*** Opening of Records to use ***

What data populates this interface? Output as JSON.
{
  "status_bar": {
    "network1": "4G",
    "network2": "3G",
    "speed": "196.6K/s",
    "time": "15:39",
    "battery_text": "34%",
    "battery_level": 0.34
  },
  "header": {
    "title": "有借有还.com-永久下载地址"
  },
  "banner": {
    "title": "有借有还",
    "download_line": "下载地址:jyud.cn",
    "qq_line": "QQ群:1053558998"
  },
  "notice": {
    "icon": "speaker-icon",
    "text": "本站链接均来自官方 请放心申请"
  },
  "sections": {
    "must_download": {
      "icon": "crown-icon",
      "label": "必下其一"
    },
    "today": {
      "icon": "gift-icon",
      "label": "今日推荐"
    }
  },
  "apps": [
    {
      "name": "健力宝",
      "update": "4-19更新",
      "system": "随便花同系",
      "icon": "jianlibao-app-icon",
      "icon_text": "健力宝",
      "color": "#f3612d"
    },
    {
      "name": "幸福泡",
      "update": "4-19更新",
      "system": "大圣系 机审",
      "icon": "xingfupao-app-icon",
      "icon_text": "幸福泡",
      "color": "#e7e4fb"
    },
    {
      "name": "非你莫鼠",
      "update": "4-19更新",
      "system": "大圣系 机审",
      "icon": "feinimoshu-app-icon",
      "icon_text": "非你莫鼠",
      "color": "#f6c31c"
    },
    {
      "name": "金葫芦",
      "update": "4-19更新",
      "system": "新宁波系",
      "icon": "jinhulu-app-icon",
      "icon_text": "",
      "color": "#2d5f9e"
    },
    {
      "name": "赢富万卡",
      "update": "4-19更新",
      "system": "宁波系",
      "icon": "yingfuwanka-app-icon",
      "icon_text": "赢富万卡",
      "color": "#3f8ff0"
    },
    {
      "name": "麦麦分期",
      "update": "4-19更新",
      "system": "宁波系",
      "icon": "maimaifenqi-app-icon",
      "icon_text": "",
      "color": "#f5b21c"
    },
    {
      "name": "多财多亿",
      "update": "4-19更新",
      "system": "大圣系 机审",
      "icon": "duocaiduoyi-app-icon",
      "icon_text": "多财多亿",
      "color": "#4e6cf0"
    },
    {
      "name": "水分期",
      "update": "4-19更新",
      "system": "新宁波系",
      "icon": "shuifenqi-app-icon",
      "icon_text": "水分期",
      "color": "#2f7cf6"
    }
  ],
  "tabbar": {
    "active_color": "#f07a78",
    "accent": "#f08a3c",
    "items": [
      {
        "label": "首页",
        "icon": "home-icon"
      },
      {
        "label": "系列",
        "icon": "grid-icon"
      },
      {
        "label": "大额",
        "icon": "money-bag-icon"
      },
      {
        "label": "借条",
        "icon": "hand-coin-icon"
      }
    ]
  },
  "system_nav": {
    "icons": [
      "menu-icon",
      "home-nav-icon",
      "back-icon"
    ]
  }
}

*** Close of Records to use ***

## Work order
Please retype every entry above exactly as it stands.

## Solution to the problem
What data populates this interface? Output as JSON.
{
  "status_bar": {
    "network1": "4G",
    "network2": "3G",
    "speed": "196.6K/s",
    "time": "15:39",
    "battery_text": "34%",
    "battery_level": 0.34
  },
  "header": {
    "title": "有借有还.com-永久下载地址"
  },
  "banner": {
    "title": "有借有还",
    "download_line": "下载地址:jyud.cn",
    "qq_line": "QQ群:1053558998"
  },
  "notice": {
    "icon": "speaker-icon",
    "text": "本站链接均来自官方 请放心申请"
  },
  "sections": {
    "must_download": {
      "icon": "crown-icon",
      "label": "必下其一"
    },
    "today": {
      "icon": "gift-icon",
      "label": "今日推荐"
    }
  },
  "apps": [
    {
      "name": "健力宝",
      "update": "4-19更新",
      "system": "随便花同系",
      "icon": "jianlibao-app-icon",
      "icon_text": "健力宝",
      "color": "#f3612d"
    },
    {
      "name": "幸福泡",
      "update": "4-19更新",
      "system": "大圣系 机审",
      "icon": "xingfupao-app-icon",
      "icon_text": "幸福泡",
      "color": "#e7e4fb"
    },
    {
      "name": "非你莫鼠",
      "update": "4-19更新",
      "system": "大圣系 机审",
      "icon": "feinimoshu-app-icon",
      "icon_text": "非你莫鼠",
      "color": "#f6c31c"
    },
    {
      "name": "金葫芦",
      "update": "4-19更新",
      "system": "新宁波系",
      "icon": "jinhulu-app-icon",
      "icon_text": "",
      "color": "#2d5f9e"
    },
    {
      "name": "赢富万卡",
      "update": "4-19更新",
      "system": "宁波系",
      "icon": "yingfuwanka-app-icon",
      "icon_text": "赢富万卡",
      "color": "#3f8ff0"
    },
    {
      "name": "麦麦分期",
      "update": "4-19更新",
      "system": "宁波系",
      "icon": "maimaifenqi-app-icon",
      "icon_text": "",
      "color": "#f5b21c"
    },
    {
      "name": "多财多亿",
      "update": "4-19更新",
      "system": "大圣系 机审",
      "icon": "duocaiduoyi-app-icon",
      "icon_text": "多财多亿",
      "color": "#4e6cf0"
    },
    {
      "name": "水分期",
      "update": "4-19更新",
      "system": "新宁波系",
      "icon": "shuifenqi-app-icon",
      "icon_text": "水分期",
      "color": "#2f7cf6"
    }
  ],
  "tabbar": {
    "active_color": "#f07a78",
    "accent": "#f08a3c",
    "items": [
      {
        "label": "首页",
        "icon": "home-icon"
      },
      {
        "label": "系列",
        "icon": "grid-icon"
      },
      {
        "label": "大额",
        "icon": "money-bag-icon"
      },
      {
        "label": "借条",
        "icon": "hand-coin-icon"
      }
    ]
  },
  "system_nav": {
    "icons": [
      "menu-icon",
      "home-nav-icon",
      "back-icon"
    ]
  }
}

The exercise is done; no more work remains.